I didn’t want to wallow in self pity and so I recently made a promise to myself that I wouldn’t look at Instagram explore and would just stick to working on my own feed and only look through photos of people I actually know. I was able to follow through for three days before I couldn’t stand it any longer and was back at it on full swing. Then I went ahead and deleted the Instagram app from my phone. I thought going cold turkey might be the best way to go back to being grateful about life and work to make it better, out of a desire for self-improvement and not a feeling of spite. But even that only lasted a week. I had a couple of Instagram-worthy shots and I desperately wanted to post them, and the app was reinstalled.
Photo Courtesy: ipsynopenstudios.com

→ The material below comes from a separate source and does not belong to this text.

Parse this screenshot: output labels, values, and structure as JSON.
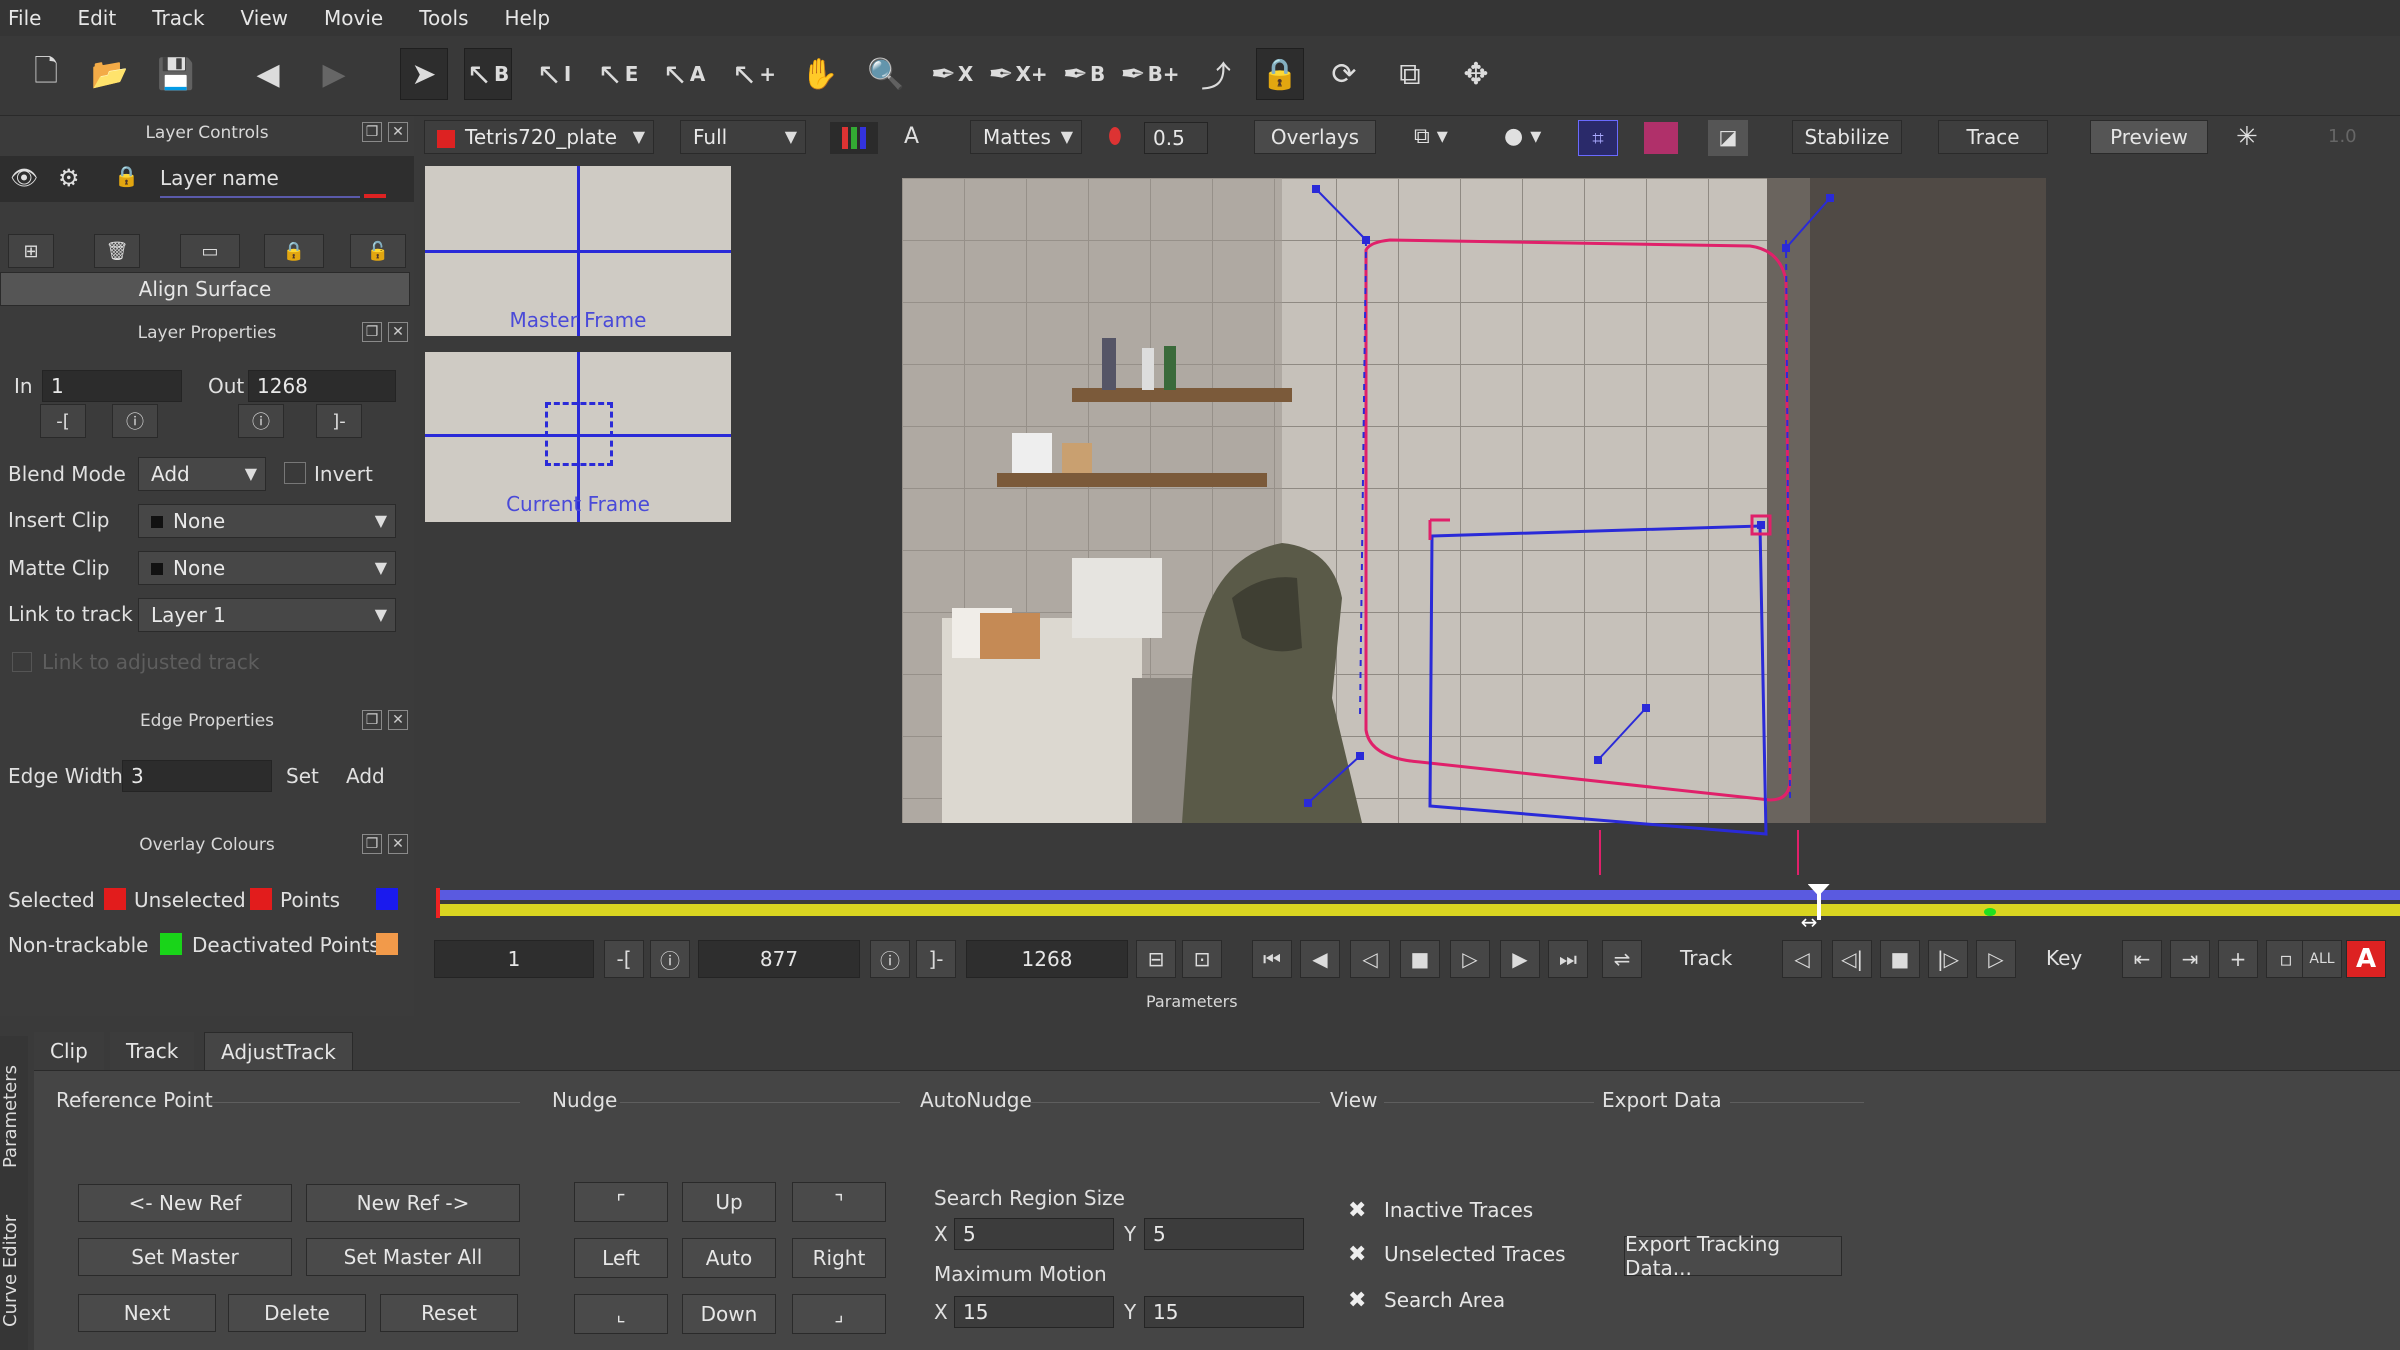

But ever since then, I have been making a conscious effort to not drool over celebrity pictures and I found a really good way of using Instagram creatively. Turns out, there are so many fun and uplifting Instagram challenges and hashtags. You can #OOTD your favorite outfits and get excited about picking out clothes again, #Project365 challenges you to snap a photo every day, or #Blessed will get you thinking about what you are really thankful for. I have been challenging myself to follow a trend for a month or two and then move on to another and it has managed to change my perspective on Instagram quite a bit. I’m more focused on myself now rather than others and that’s such a respite.